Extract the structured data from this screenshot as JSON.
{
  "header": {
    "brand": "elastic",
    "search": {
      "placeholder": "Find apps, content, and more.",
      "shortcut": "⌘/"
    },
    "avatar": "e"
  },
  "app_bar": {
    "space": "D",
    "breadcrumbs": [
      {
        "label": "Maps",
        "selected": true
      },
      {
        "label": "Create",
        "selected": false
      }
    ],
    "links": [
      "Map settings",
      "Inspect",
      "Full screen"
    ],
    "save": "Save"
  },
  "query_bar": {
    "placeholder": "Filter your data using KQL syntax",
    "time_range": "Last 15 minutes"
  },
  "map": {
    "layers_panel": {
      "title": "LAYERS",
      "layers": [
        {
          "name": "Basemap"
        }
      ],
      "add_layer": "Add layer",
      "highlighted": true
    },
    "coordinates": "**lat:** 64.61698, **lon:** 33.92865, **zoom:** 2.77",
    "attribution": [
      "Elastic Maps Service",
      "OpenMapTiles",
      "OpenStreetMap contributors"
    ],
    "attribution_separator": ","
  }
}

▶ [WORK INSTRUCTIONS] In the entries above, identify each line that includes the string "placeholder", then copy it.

▶ [REPLY TO THE TASK]
      "placeholder": "Find apps, content, and more.",
    "placeholder": "Filter your data using KQL syntax",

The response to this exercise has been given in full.